##### Provided material #####

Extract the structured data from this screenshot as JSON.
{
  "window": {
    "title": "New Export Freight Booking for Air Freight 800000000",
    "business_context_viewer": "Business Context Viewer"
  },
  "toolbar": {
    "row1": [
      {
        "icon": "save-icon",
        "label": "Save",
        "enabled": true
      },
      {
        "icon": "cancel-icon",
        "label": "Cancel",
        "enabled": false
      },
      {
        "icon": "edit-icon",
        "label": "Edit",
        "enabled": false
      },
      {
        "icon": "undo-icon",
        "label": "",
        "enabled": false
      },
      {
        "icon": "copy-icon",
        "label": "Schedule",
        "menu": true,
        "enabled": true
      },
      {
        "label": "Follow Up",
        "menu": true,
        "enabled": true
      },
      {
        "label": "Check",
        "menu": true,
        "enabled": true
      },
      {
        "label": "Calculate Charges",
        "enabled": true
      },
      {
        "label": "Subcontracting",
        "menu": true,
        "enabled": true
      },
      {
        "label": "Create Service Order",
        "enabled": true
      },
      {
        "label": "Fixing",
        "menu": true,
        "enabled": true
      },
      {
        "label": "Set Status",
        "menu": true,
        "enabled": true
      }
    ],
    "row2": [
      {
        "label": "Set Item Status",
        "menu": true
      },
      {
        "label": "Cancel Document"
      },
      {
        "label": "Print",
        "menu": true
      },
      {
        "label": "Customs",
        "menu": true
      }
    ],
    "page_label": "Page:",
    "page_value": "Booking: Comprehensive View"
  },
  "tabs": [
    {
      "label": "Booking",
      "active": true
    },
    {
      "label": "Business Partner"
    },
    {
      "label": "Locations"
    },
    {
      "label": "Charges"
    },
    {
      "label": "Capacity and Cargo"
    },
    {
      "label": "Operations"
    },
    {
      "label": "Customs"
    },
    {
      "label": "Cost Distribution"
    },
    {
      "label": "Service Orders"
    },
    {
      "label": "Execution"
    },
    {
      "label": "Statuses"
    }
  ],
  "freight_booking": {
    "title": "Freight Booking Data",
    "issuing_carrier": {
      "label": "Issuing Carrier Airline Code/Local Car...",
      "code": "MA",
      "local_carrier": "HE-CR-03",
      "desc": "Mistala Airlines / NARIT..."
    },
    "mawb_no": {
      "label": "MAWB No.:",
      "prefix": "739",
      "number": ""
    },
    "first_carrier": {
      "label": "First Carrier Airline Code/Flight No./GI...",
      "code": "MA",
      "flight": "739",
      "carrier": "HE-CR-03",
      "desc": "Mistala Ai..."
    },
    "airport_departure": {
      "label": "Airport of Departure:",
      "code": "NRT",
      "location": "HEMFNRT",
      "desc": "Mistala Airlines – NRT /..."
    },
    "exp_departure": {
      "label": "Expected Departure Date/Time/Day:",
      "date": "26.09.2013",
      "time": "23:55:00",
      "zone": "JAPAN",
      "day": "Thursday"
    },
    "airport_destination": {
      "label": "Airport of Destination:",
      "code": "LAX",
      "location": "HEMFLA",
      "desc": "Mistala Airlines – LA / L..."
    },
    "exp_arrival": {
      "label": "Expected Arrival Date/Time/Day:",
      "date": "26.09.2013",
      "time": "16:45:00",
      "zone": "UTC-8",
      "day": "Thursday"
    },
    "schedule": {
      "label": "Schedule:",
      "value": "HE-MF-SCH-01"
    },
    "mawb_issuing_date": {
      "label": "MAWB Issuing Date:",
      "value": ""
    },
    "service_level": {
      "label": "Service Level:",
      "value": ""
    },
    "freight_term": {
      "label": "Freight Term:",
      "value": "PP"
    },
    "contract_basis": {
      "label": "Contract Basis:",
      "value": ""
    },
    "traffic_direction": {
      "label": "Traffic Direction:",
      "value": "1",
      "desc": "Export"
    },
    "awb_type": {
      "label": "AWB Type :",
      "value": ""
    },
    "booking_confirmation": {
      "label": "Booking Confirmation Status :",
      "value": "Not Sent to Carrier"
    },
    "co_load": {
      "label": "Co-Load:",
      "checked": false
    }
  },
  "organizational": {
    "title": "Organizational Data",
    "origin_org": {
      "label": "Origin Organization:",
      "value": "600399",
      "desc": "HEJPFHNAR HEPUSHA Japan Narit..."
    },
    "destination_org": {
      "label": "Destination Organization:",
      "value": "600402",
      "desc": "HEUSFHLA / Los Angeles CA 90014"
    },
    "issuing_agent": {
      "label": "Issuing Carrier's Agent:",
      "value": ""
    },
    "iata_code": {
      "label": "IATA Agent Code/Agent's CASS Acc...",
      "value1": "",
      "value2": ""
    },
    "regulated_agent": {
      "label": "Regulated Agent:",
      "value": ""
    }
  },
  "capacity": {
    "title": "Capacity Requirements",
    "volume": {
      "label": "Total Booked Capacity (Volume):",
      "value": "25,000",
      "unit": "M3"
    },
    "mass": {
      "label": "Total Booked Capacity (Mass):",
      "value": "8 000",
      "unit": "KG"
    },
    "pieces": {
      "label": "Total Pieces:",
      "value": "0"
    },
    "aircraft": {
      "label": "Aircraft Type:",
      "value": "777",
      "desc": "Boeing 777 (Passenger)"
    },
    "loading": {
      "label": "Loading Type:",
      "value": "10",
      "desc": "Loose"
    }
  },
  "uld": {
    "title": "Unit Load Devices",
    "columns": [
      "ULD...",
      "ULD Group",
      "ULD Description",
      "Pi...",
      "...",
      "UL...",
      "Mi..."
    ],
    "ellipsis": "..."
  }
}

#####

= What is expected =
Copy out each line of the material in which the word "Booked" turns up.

= Problem solution =
      "label": "Total Booked Capacity (Volume):",
      "label": "Total Booked Capacity (Mass):",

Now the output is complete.